For the data below, tally how many lines contain "양성교육" and answer only with that tally.

--- INPUT DATA Enclosed Below ---

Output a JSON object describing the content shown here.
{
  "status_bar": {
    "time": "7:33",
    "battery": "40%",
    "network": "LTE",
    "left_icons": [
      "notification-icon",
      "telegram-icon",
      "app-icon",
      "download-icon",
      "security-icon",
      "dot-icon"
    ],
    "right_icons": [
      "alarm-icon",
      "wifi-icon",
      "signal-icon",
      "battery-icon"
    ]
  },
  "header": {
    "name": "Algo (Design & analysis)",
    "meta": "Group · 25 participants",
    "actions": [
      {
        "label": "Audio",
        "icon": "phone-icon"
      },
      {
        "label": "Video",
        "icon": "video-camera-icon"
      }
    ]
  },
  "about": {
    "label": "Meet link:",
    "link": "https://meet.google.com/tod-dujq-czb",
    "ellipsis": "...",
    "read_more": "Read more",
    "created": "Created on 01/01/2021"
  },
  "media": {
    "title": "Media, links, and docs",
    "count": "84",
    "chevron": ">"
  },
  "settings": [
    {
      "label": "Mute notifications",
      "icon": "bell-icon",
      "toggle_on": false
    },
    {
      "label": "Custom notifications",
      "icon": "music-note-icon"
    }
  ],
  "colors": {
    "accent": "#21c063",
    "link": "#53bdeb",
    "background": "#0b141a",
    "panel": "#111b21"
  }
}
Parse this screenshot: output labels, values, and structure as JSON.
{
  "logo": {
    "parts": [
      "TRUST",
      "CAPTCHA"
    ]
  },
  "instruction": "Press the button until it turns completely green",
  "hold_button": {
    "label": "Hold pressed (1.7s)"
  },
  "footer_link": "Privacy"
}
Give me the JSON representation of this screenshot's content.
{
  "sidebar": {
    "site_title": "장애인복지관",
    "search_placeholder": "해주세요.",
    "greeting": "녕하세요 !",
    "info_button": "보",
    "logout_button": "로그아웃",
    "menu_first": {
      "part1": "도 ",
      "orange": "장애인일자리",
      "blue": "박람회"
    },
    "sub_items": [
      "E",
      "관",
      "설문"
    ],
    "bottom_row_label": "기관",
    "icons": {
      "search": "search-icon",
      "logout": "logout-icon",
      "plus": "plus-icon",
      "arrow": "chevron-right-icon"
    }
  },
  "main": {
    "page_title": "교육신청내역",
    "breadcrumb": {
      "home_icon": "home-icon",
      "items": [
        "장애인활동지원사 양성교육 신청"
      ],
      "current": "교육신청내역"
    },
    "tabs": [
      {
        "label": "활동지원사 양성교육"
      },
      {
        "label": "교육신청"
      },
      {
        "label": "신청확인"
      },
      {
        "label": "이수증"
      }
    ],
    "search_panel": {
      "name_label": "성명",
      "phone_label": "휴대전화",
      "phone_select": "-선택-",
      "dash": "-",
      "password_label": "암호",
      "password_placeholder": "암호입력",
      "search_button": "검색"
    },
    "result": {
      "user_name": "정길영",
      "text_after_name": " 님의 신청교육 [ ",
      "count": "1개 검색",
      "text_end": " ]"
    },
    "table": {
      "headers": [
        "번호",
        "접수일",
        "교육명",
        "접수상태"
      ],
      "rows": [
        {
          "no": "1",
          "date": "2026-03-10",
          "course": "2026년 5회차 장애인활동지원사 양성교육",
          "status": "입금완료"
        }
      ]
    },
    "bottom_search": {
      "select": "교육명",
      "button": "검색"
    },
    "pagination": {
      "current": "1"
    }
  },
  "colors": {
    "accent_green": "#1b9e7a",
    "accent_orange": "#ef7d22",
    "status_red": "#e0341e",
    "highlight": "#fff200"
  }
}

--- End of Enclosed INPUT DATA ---

— ANSWER TO THIS EXERCISE —
3